Extracted records
[Start of Attachment]
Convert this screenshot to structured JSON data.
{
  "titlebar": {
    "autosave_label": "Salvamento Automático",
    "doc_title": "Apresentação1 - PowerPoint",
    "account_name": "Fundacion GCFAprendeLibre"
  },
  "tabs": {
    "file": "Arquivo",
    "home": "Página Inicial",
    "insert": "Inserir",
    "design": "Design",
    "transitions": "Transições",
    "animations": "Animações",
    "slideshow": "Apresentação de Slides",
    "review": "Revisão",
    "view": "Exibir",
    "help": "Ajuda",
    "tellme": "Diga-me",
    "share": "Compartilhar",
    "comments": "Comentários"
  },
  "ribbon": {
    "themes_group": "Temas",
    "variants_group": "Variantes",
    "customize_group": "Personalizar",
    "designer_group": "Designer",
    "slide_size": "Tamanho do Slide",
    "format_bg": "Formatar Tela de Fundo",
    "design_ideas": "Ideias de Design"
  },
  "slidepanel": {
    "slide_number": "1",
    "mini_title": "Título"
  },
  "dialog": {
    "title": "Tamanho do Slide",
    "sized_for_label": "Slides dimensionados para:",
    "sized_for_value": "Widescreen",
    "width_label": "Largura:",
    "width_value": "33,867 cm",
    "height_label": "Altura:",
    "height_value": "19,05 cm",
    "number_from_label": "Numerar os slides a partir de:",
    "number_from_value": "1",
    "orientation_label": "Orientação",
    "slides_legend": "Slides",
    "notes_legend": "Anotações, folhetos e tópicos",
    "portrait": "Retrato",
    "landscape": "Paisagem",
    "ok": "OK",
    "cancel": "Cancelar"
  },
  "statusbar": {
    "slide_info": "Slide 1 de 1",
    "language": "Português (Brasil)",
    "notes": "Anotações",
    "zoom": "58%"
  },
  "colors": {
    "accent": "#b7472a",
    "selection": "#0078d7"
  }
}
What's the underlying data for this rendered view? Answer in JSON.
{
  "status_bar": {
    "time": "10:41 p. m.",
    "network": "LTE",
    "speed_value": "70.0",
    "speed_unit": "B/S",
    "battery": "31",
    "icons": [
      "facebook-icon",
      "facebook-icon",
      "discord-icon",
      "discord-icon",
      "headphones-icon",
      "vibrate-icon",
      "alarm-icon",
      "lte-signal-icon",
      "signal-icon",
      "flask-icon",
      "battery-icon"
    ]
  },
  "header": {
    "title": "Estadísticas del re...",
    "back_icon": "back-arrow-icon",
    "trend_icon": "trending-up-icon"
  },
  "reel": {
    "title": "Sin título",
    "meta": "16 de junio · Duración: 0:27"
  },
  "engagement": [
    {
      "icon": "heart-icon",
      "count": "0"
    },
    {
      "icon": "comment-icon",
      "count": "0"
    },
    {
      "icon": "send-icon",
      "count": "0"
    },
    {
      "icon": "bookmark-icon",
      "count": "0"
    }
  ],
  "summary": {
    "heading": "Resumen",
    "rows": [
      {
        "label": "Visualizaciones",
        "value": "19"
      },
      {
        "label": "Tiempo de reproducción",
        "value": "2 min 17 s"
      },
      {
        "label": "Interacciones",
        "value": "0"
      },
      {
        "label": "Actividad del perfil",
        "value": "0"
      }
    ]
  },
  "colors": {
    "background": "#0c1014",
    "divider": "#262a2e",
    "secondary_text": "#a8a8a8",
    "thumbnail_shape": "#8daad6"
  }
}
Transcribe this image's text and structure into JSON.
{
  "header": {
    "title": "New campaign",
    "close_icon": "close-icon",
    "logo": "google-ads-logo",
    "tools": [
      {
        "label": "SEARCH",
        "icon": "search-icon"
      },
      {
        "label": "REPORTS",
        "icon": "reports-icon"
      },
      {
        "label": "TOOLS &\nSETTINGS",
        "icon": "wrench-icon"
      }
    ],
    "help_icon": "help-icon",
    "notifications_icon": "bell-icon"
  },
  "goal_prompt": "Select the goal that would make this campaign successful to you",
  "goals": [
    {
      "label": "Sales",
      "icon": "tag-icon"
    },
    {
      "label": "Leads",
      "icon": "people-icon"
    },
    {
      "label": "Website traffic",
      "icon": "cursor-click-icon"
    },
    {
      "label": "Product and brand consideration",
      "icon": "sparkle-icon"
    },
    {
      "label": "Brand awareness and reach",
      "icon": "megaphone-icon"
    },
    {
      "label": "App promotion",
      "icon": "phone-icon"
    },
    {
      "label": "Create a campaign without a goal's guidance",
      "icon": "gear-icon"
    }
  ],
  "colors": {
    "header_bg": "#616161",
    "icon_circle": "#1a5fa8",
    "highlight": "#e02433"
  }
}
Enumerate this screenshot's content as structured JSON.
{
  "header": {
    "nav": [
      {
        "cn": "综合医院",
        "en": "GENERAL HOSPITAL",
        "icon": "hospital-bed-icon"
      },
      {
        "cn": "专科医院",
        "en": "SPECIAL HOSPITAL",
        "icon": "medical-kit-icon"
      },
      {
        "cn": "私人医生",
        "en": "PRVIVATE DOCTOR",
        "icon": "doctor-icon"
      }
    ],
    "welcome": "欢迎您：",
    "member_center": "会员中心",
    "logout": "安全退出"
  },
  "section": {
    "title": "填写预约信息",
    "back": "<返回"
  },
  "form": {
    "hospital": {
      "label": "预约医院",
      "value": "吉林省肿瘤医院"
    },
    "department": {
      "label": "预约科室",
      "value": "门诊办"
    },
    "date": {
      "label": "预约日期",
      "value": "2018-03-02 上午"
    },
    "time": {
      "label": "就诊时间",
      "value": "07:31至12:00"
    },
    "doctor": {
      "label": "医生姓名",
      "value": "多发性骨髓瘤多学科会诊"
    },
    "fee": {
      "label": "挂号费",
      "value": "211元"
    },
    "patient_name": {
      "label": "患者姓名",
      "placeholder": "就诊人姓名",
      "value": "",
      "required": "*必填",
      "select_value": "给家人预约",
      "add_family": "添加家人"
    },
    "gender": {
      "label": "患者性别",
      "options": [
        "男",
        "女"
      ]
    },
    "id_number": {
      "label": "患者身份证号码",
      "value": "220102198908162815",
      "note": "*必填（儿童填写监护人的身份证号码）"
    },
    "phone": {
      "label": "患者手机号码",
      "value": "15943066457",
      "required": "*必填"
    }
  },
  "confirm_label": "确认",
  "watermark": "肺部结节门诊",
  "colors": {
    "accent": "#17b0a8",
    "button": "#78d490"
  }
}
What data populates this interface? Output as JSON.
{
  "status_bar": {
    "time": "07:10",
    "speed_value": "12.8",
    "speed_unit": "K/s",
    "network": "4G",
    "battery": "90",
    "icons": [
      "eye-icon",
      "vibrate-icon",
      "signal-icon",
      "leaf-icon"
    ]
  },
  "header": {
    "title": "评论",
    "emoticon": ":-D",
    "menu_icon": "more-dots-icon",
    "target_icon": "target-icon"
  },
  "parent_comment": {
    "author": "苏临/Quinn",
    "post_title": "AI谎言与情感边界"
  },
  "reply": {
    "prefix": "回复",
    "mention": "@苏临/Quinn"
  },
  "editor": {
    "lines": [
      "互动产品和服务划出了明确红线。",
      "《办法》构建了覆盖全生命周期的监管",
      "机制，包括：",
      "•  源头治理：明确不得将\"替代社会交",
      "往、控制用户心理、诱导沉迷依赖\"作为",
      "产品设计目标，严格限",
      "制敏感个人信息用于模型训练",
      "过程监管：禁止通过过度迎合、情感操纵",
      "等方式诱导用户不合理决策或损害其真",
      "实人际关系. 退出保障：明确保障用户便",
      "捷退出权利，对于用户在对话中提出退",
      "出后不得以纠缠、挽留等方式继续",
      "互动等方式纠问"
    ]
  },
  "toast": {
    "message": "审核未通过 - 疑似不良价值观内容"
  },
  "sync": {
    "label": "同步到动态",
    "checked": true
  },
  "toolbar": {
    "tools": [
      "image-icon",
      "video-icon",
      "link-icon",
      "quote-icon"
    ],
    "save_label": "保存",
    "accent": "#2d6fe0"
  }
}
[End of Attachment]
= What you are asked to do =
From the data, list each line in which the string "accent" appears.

= Written answer =
    "accent": "#b7472a",
    "accent": "#17b0a8",
    "accent": "#2d6fe0"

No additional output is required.